27. Jeff “Tain” Watts
Acclaimed jazz drummer Jeff “Tain” Watts has been contributing to the jazz scene since the 1980s, gaining recognition as a member of the Wynton Marsalis Quintet, where he showcased his remarkable drumming skills.
Watts is also the bandleader of the Jeff “Tain” Watts Quartet and has released several albums that showcased his skills as both a drummer and a composer, including Citizen Tain and Detained at the Blue Note. His compositions blend traditional jazz elements with modern influences, creating a unique and distinctive sound.
The Pennsylvania-born drummer has received widespread recognition for his contributions to the jazz world. He has had 9 Grammy nominations and won 6 of them, solidifying his place as one of the most respected and influential drummers of his generation.
28. Antonio Sánchez
We move away from American drummers now and introduce you to Antonio Sánchez—a highly acclaimed Mexican jazz drummer, composer, and bandleader known for his innovative drumming style that combines traditional jazz techniques with modern electronic elements.
Sánchez began his musical journey at a young age, studying classical piano before switching to drums at the age of 11. When he was older, he honed his skills playing in various local rock and jazz bands in Mexico City.
Sánchez’s breakthrough came when he started collaborating with the celebrated jazz pianist Pat Metheny. He became a core member of the Pat Metheny Group, contributing his exceptional drumming talents to several of their albums, like Speaking of Now and Kin.
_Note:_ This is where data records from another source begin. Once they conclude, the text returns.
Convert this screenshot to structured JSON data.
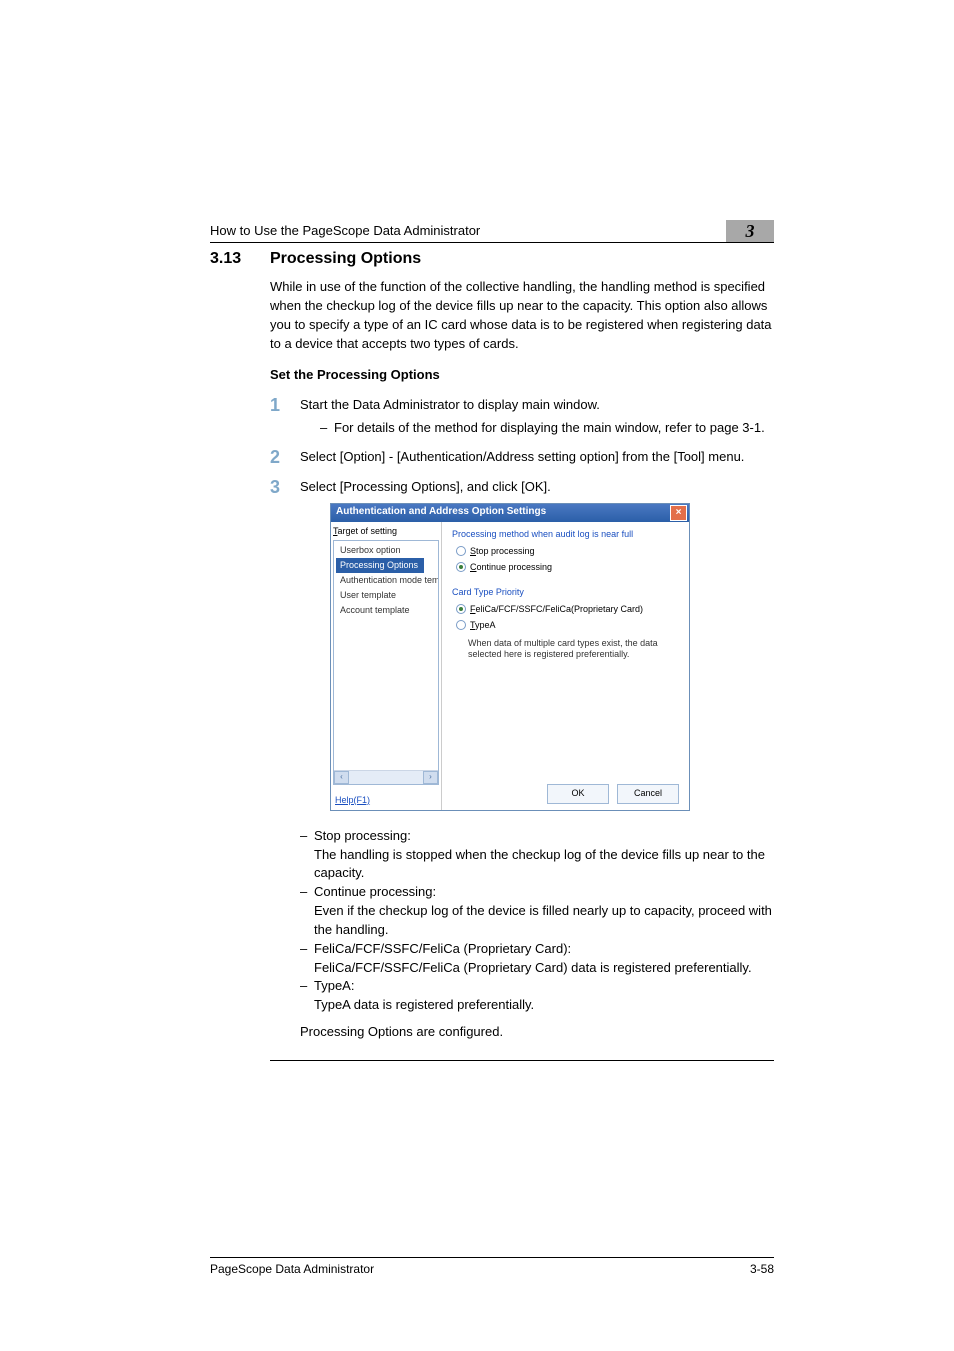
{
  "header": {
    "running_head": "How to Use the PageScope Data Administrator",
    "chapter_number": "3"
  },
  "section": {
    "number": "3.13",
    "title": "Processing Options",
    "intro": "While in use of the function of the collective handling, the handling method is specified when the checkup log of the device fills up near to the capacity. This option also allows you to specify a type of an IC card whose data is to be registered when registering data to a device that accepts two types of cards.",
    "subhead": "Set the Processing Options"
  },
  "steps": [
    {
      "num": "1",
      "text": "Start the Data Administrator to display main window.",
      "sub": [
        "For details of the method for displaying the main window, refer to page 3-1."
      ]
    },
    {
      "num": "2",
      "text": "Select [Option] - [Authentication/Address setting option] from the [Tool] menu."
    },
    {
      "num": "3",
      "text": "Select [Processing Options], and click [OK]."
    }
  ],
  "dialog": {
    "title": "Authentication and Address Option Settings",
    "left_label": "Target of setting",
    "tree": [
      {
        "label": "Userbox option",
        "selected": false
      },
      {
        "label": "Processing Options",
        "selected": true
      },
      {
        "label": "Authentication mode tem",
        "selected": false
      },
      {
        "label": "User template",
        "selected": false
      },
      {
        "label": "Account template",
        "selected": false
      }
    ],
    "help": "Help(F1)",
    "groups": [
      {
        "label": "Processing method when audit log is near full",
        "options": [
          {
            "letter": "S",
            "rest": "top processing",
            "selected": false
          },
          {
            "letter": "C",
            "rest": "ontinue processing",
            "selected": true
          }
        ]
      },
      {
        "label": "Card Type Priority",
        "options": [
          {
            "letter": "F",
            "rest": "eliCa/FCF/SSFC/FeliCa(Proprietary Card)",
            "selected": true
          },
          {
            "letter": "T",
            "rest": "ypeA",
            "selected": false
          }
        ],
        "hint": "When data of multiple card types exist, the data selected here is registered preferentially."
      }
    ],
    "buttons": {
      "ok": "OK",
      "cancel": "Cancel"
    }
  },
  "explanations": [
    {
      "term": "Stop processing:",
      "desc": "The handling is stopped when the checkup log of the device fills up near to the capacity."
    },
    {
      "term": "Continue processing:",
      "desc": "Even if the checkup log of the device is filled nearly up to capacity, proceed with the handling."
    },
    {
      "term": "FeliCa/FCF/SSFC/FeliCa (Proprietary Card):",
      "desc": "FeliCa/FCF/SSFC/FeliCa (Proprietary Card) data is registered preferentially."
    },
    {
      "term": "TypeA:",
      "desc": "TypeA data is registered preferentially."
    }
  ],
  "closing": "Processing Options are configured.",
  "footer": {
    "left": "PageScope Data Administrator",
    "right": "3-58"
  }
}
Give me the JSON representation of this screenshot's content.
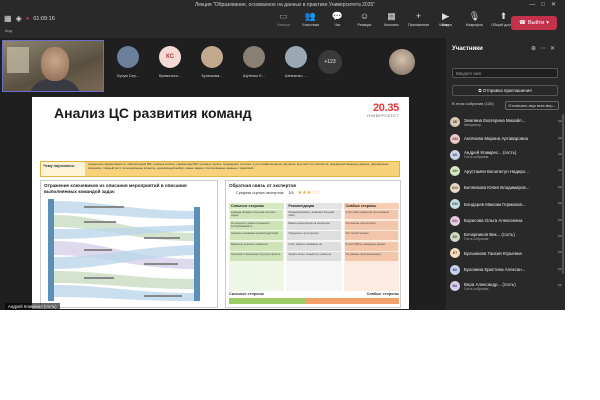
{
  "window": {
    "title": "Лекция \"Образование, основанное на данных в практике Университета 2035\"",
    "controls": [
      "—",
      "□",
      "✕"
    ]
  },
  "toolbar": {
    "exit_label": "Код",
    "timer": "01:09:16",
    "buttons": [
      {
        "icon": "video-icon",
        "glyph": "▭",
        "label": "Камера",
        "dim": true
      },
      {
        "icon": "participants-icon",
        "glyph": "👥",
        "label": "Участники",
        "dim": false
      },
      {
        "icon": "chat-icon",
        "glyph": "💬",
        "label": "Чат",
        "dim": false
      },
      {
        "icon": "reactions-icon",
        "glyph": "☺",
        "label": "Реакции",
        "dim": false
      },
      {
        "icon": "rooms-icon",
        "glyph": "▦",
        "label": "Комнаты",
        "dim": false
      },
      {
        "icon": "apps-icon",
        "glyph": "+",
        "label": "Приложения",
        "dim": false
      },
      {
        "icon": "more-icon",
        "glyph": "···",
        "label": "Еще",
        "dim": false
      }
    ],
    "right_buttons": [
      {
        "icon": "camera-icon",
        "glyph": "▶",
        "label": "Камера"
      },
      {
        "icon": "mic-icon",
        "glyph": "🎙",
        "label": "Микрофон"
      },
      {
        "icon": "share-icon",
        "glyph": "⬆",
        "label": "Общий доступ"
      }
    ],
    "leave_label": "Выйти"
  },
  "tiles": [
    {
      "initials": "",
      "name": "Кучум Сер...",
      "bg": "#6b7f9a",
      "fg": "#fff"
    },
    {
      "initials": "КС",
      "name": "Кривоносо...",
      "bg": "#f4d9d4",
      "fg": "#a1443a"
    },
    {
      "initials": "",
      "name": "Кулешова...",
      "bg": "#c2a88c",
      "fg": "#fff"
    },
    {
      "initials": "",
      "name": "Шутенко Е...",
      "bg": "#8a7f74",
      "fg": "#fff"
    },
    {
      "initials": "",
      "name": "Шевченко ...",
      "bg": "#9aa8b4",
      "fg": "#fff"
    }
  ],
  "more_count": "+123",
  "presenter_tag": "Андрей Клименко (гость)",
  "slide": {
    "title": "Анализ ЦС развития команд",
    "logo_number": "20.35",
    "logo_sub": "УНИВЕРСИТЕТ",
    "goal_label": "Чему научились:",
    "goal_text": "повышение эффективности, лабораторная ВМ, учебные классы, применение ВМ, целевые группы, проведение тестинга, пути онлайн-вещания обучения, круглый стол экспертов, междисциплинарные данные, формальные принципы, главный рост, потенциальные клиенты, однозначный выбор, новые задачи, согласованные данные с практикой",
    "left_panel_title": "Отражение ключевиков из описания мероприятий в описания выполняемых командой задач",
    "right_panel_title": "Обратная связь от экспертов",
    "rating_label": "Средняя оценка экспертов:",
    "rating_value": "3/5",
    "rating_stars": "★★★☆☆",
    "columns": [
      {
        "title": "Сильные стороны",
        "kind": "strong",
        "cards": [
          "Команда обладает большим опытом в сфере",
          "Актуальность данного решения и востребованность",
          "Хорошее понимание целевой аудитории",
          "Маркетинг, высокие показатели",
          "Понятная и прозрачная структура проекта"
        ]
      },
      {
        "title": "Рекомендации",
        "kind": "rec",
        "cards": [
          "Проанализировать, возможно больший охват",
          "Важно концентрация на конкретных",
          "Определить цели проекта",
          "Стоит обратить внимание на",
          "Указать более точный путь развития"
        ]
      },
      {
        "title": "Слабые стороны",
        "kind": "weak",
        "cards": [
          "Отсутствие конкретики при описании",
          "Не понятны цели проекта",
          "Нет четкой позиции",
          "В части ВМ не приведены данные",
          "Не указаны сроки реализации"
        ]
      }
    ],
    "foot_left": "Сильные стороны",
    "foot_right": "Слабые стороны",
    "bar_strong": 0.45
  },
  "panel": {
    "title": "Участники",
    "search_placeholder": "Введите имя",
    "invite_label": "Отправка приглашения",
    "section_label": "В этом собрании (130)",
    "mute_label": "Отключить звук всех мер...",
    "people": [
      {
        "initials": "ЗЕ",
        "name": "Землина Екатерина Михайл...",
        "role": "Инициатор",
        "bg": "#d8c8b6",
        "fg": "#5a4030"
      },
      {
        "initials": "АМ",
        "name": "Аксёнова Марина Артаваровна",
        "role": "",
        "bg": "#e7c9c6",
        "fg": "#8a3f38"
      },
      {
        "initials": "АК",
        "name": "Андрей Климрес... (гость)",
        "role": "Гость собрания",
        "bg": "#c9d3e6",
        "fg": "#34507e"
      },
      {
        "initials": "АН",
        "name": "Арустамян Бесилетун Надиро...",
        "role": "",
        "bg": "#d6e5c7",
        "fg": "#456a2a"
      },
      {
        "initials": "БЮ",
        "name": "Беляевова Юлия Владимиров...",
        "role": "",
        "bg": "#ead9c3",
        "fg": "#7a5a30"
      },
      {
        "initials": "БМ",
        "name": "Бондарев Максим Германов...",
        "role": "",
        "bg": "#c6dde4",
        "fg": "#2f5f6e"
      },
      {
        "initials": "БО",
        "name": "Борисова Ольга Алексеевна",
        "role": "",
        "bg": "#e4cde1",
        "fg": "#6e3a66"
      },
      {
        "initials": "БК",
        "name": "Бочарников Вик... (гость)",
        "role": "Гость собрания",
        "bg": "#cfd8c2",
        "fg": "#4e5d36"
      },
      {
        "initials": "БТ",
        "name": "Булынкова Таисия Юрьевна",
        "role": "",
        "bg": "#f1dcc4",
        "fg": "#7d5228"
      },
      {
        "initials": "БК",
        "name": "Бухонина Кристина Алексан...",
        "role": "",
        "bg": "#c7d4ec",
        "fg": "#30497a"
      },
      {
        "initials": "ВА",
        "name": "Вера Александр... (гость)",
        "role": "Гость собрания",
        "bg": "#d9d2ea",
        "fg": "#4f3f7a"
      }
    ]
  }
}
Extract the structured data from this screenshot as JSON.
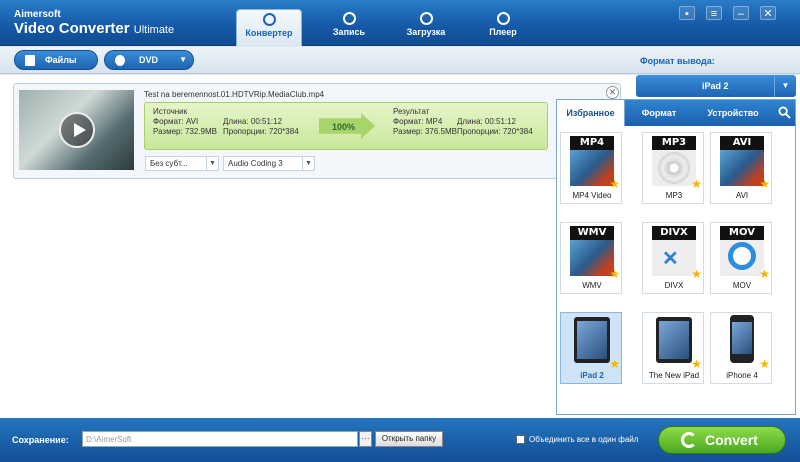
{
  "header": {
    "brand_line1": "Aimersoft",
    "brand_line2": "Video Converter",
    "brand_line2_suffix": "Ultimate",
    "tabs": [
      {
        "label": "Конвертер",
        "icon": "convert-icon",
        "active": true
      },
      {
        "label": "Запись",
        "icon": "burn-icon",
        "active": false
      },
      {
        "label": "Загрузка",
        "icon": "download-icon",
        "active": false
      },
      {
        "label": "Плеер",
        "icon": "play-icon",
        "active": false
      }
    ],
    "window_buttons": {
      "chat": "▪",
      "menu": "≡",
      "minimize": "–",
      "close": "✕"
    }
  },
  "toolbar": {
    "files_label": "Файлы",
    "dvd_label": "DVD",
    "output_format_label": "Формат вывода:"
  },
  "file": {
    "name": "Test na beremennost.01.HDTVRip.MediaClub.mp4",
    "source_title": "Источник",
    "source_format": "Формат: AVI",
    "source_size": "Размер: 732.9MB",
    "source_duration": "Длина: 00:51:12",
    "source_aspect": "Пропорции: 720*384",
    "progress": "100%",
    "result_title": "Результат",
    "result_format": "Формат: MP4",
    "result_size": "Размер: 376.5MB",
    "result_duration": "Длина: 00:51:12",
    "result_aspect": "Пропорции: 720*384",
    "subtitle_option": "Без субт...",
    "audio_option": "Audio Coding 3"
  },
  "format_select": {
    "selected": "iPad 2"
  },
  "format_panel": {
    "tabs": [
      {
        "label": "Избранное",
        "active": true
      },
      {
        "label": "Формат",
        "active": false
      },
      {
        "label": "Устройство",
        "active": false
      }
    ],
    "items": [
      {
        "label": "MP4 Video",
        "tag": "MP4",
        "selected": false
      },
      {
        "label": "MP3",
        "tag": "MP3",
        "selected": false
      },
      {
        "label": "AVI",
        "tag": "AVI",
        "selected": false
      },
      {
        "label": "WMV",
        "tag": "WMV",
        "selected": false
      },
      {
        "label": "DIVX",
        "tag": "DIVX",
        "selected": false
      },
      {
        "label": "MOV",
        "tag": "MOV",
        "selected": false
      },
      {
        "label": "iPad 2",
        "tag": "",
        "selected": true
      },
      {
        "label": "The New iPad",
        "tag": "",
        "selected": false
      },
      {
        "label": "iPhone 4",
        "tag": "",
        "selected": false
      }
    ]
  },
  "bottom": {
    "save_label": "Сохранение:",
    "path_value": "D:\\AimerSoft",
    "browse_label": "···",
    "open_folder_label": "Открыть папку",
    "merge_label": "Объединить все в один файл",
    "convert_label": "Convert"
  },
  "colors": {
    "accent": "#1d64b3",
    "convert": "#5cb82a",
    "info_bg": "#d6eeb0",
    "star": "#f2b600"
  }
}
Another notable success is his drumming on the soundtrack for the 2014 film Birdman, which earned him widespread recognition and critical acclaim, including a Grammy Award for Best Score Soundtrack for Visual Media.
29. Eric Harland
Hailing from Houston, Texas, Eric Harland established himself as a highly sought-after musician, collaborating with some of the most prominent artists in the jazz and contemporary music scenes.
Harland’s career took off when he relocated to New York City, where he quickly became an in-demand drummer. There, he also collaborated with a wide range of artists the likes of Charles Lloyd, Joshua Redman, and McCoy Tyner, to name just a few.
In 2010, he debuted as a bandleader with the album Voyager: Live by Night, showcasing his compositional talents and his ability to lead and shape a band’s sound. Today, Harland continues to push the boundaries of jazz and explore new musical territories.
30. Cindy Blackman Santana
We end this list with Ohio-native Cindy Blackman Santana, a highly accomplished drummer, composer, and bandleader. She is also the wife of the legendary guitarist Carlos Santana.
Blackman Santana developed a love for drumming at the age of seven. Since then, she drew inspiration from a wide range of genres—including jazz, funk, and rock—and improved her playing style into one that is powerful and dynamic.
In the late 1980s and early 1990s, Blackman Santana gained recognition for her work as the drummer in the band of legendary guitarist Lenny Kravitz. Her energetic playing style complemented Kravitz’s rock sound and helped solidify her reputation as a formidable drummer.
As a bandleader, Blackman Santana has released several albums that highlight her skills as a composer and improviser. She released her debut album, Arcane, in 1988, and followed this up by 10 more throughout her career, demonstrating her ability to lead a band while showcasing her technical prowess as a drummer.
Summing Up Our List Of The Greatest Jazz Drummers
Jazz music has been greatly influenced by some of the best drummers of all time. These drummers have helped shape the genre with their unique styles and contributions, from Buddy Rich’s technical proficiency and speed to Joe Morello’s improvisation to Cindy Santana’s energetic playing..
Each one here has influenced jazz music in various ways, from changing the rhythm section to pushing the boundaries of the genre. They continue to inspire new generations of jazz drummers and musicians, making their legacy an integral part of jazz history.